* [Assignment]: The full set of entries is to be printed exactly, with pictures excluded.

* [Records to process]:
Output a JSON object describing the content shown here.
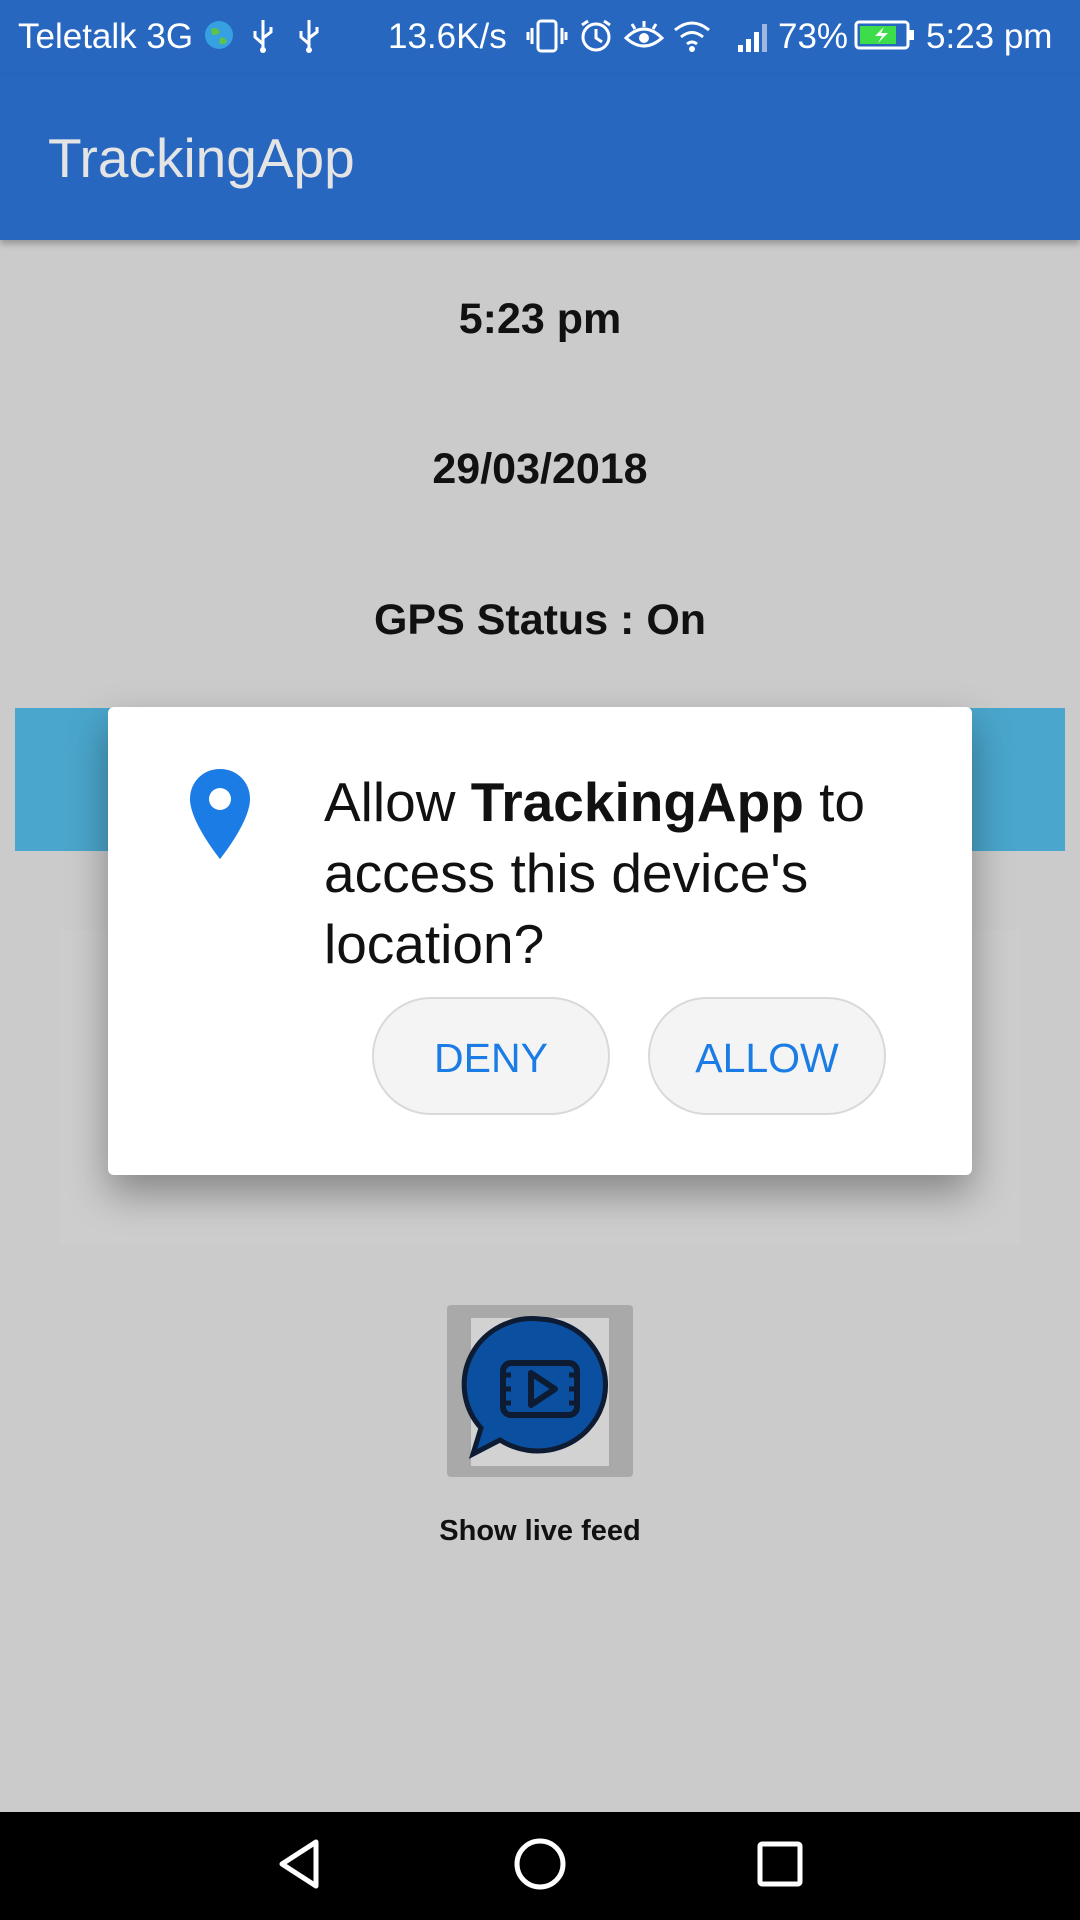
{
  "status_bar": {
    "carrier": "Teletalk 3G",
    "speed": "13.6K/s",
    "battery_percent": "73%",
    "time": "5:23 pm",
    "icons": [
      "globe-icon",
      "usb-icon",
      "usb-icon",
      "vibrate-icon",
      "alarm-icon",
      "eye-icon",
      "wifi-icon",
      "signal-icon",
      "battery-charging-icon"
    ]
  },
  "app_bar": {
    "title": "TrackingApp"
  },
  "main": {
    "time": "5:23 pm",
    "date": "29/03/2018",
    "gps_status": "GPS Status : On",
    "live_feed_label": "Show live feed",
    "live_feed_icon": "video-chat-icon"
  },
  "dialog": {
    "icon": "location-pin-icon",
    "msg_prefix": "Allow ",
    "msg_app": "TrackingApp",
    "msg_suffix": " to access this device's location?",
    "deny_label": "DENY",
    "allow_label": "ALLOW"
  },
  "nav_bar": {
    "icons": [
      "back-icon",
      "home-icon",
      "recents-icon"
    ]
  },
  "colors": {
    "primary": "#2767c0",
    "accent_strip": "#4aa6cc",
    "dialog_button_text": "#1a7ce4",
    "background": "#cbcbcb"
  }
}
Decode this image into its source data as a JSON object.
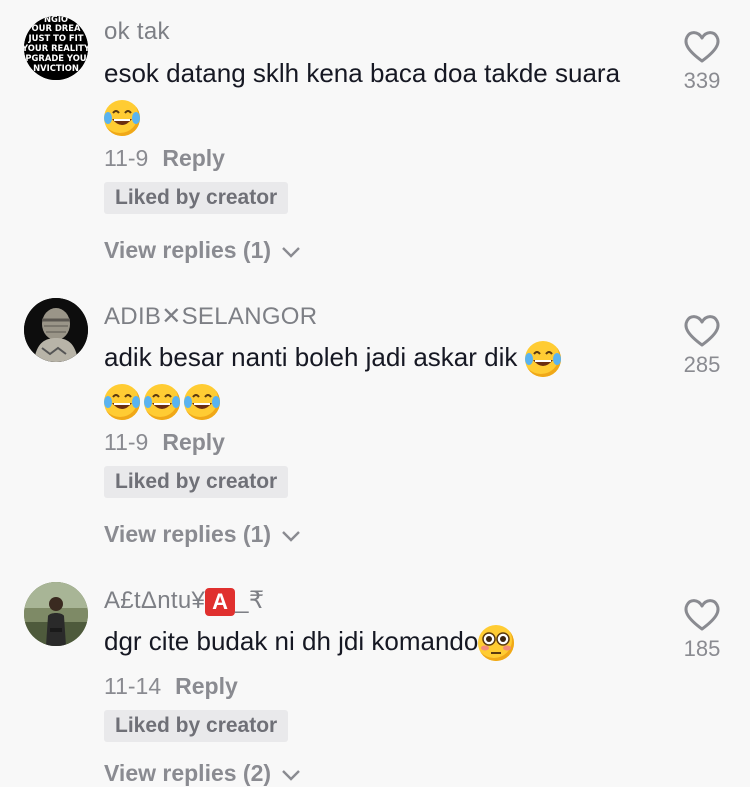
{
  "comments": [
    {
      "username": "ok tak",
      "text": "esok datang sklh kena baca doa takde suara",
      "emoji_suffix": [
        "joy-emoji"
      ],
      "date": "11-9",
      "reply_label": "Reply",
      "badge": "Liked by creator",
      "view_replies": "View replies (1)",
      "likes": "339",
      "avatar_text": [
        "NGIO",
        "OUR DREA",
        "JUST TO FIT",
        "YOUR REALITY",
        "PGRADE YOU",
        "NVICTION"
      ]
    },
    {
      "username": "ADIB✕SELANGOR",
      "text": "adik besar nanti boleh jadi askar dik",
      "emoji_suffix": [
        "joy-emoji",
        "joy-emoji",
        "joy-emoji",
        "joy-emoji"
      ],
      "date": "11-9",
      "reply_label": "Reply",
      "badge": "Liked by creator",
      "view_replies": "View replies (1)",
      "likes": "285"
    },
    {
      "username_prefix": "A£tΔntu¥",
      "username_badge": "A",
      "username_suffix": "_₹",
      "text": "dgr cite budak ni dh jdi komando",
      "emoji_suffix": [
        "flushed-emoji"
      ],
      "date": "11-14",
      "reply_label": "Reply",
      "badge": "Liked by creator",
      "view_replies": "View replies (2)",
      "likes": "185"
    }
  ],
  "colors": {
    "background": "#f8f8f8",
    "text": "#161823",
    "muted": "#8a8b91",
    "badge_bg": "#e9e9eb"
  }
}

* [Task output]:
Output a JSON object describing the content shown here.
{
  "status_bar": {
    "carrier": "Teletalk 3G",
    "speed": "13.6K/s",
    "battery_percent": "73%",
    "time": "5:23 pm",
    "icons": [
      "globe-icon",
      "usb-icon",
      "usb-icon",
      "vibrate-icon",
      "alarm-icon",
      "eye-icon",
      "wifi-icon",
      "signal-icon",
      "battery-charging-icon"
    ]
  },
  "app_bar": {
    "title": "TrackingApp"
  },
  "main": {
    "time": "5:23 pm",
    "date": "29/03/2018",
    "gps_status": "GPS Status : On",
    "live_feed_label": "Show live feed",
    "live_feed_icon": "video-chat-icon"
  },
  "dialog": {
    "icon": "location-pin-icon",
    "msg_prefix": "Allow ",
    "msg_app": "TrackingApp",
    "msg_suffix": " to access this device's location?",
    "deny_label": "DENY",
    "allow_label": "ALLOW"
  },
  "nav_bar": {
    "icons": [
      "back-icon",
      "home-icon",
      "recents-icon"
    ]
  },
  "colors": {
    "primary": "#2767c0",
    "accent_strip": "#4aa6cc",
    "dialog_button_text": "#1a7ce4",
    "background": "#cbcbcb"
  }
}
Decode this image into its source data as a JSON object.
{
  "comments": [
    {
      "username": "ok tak",
      "text": "esok datang sklh kena baca doa takde suara",
      "emoji_suffix": [
        "joy-emoji"
      ],
      "date": "11-9",
      "reply_label": "Reply",
      "badge": "Liked by creator",
      "view_replies": "View replies (1)",
      "likes": "339",
      "avatar_text": [
        "NGIO",
        "OUR DREA",
        "JUST TO FIT",
        "YOUR REALITY",
        "PGRADE YOU",
        "NVICTION"
      ]
    },
    {
      "username": "ADIB✕SELANGOR",
      "text": "adik besar nanti boleh jadi askar dik",
      "emoji_suffix": [
        "joy-emoji",
        "joy-emoji",
        "joy-emoji",
        "joy-emoji"
      ],
      "date": "11-9",
      "reply_label": "Reply",
      "badge": "Liked by creator",
      "view_replies": "View replies (1)",
      "likes": "285"
    },
    {
      "username_prefix": "A£tΔntu¥",
      "username_badge": "A",
      "username_suffix": "_₹",
      "text": "dgr cite budak ni dh jdi komando",
      "emoji_suffix": [
        "flushed-emoji"
      ],
      "date": "11-14",
      "reply_label": "Reply",
      "badge": "Liked by creator",
      "view_replies": "View replies (2)",
      "likes": "185"
    }
  ],
  "colors": {
    "background": "#f8f8f8",
    "text": "#161823",
    "muted": "#8a8b91",
    "badge_bg": "#e9e9eb"
  }
}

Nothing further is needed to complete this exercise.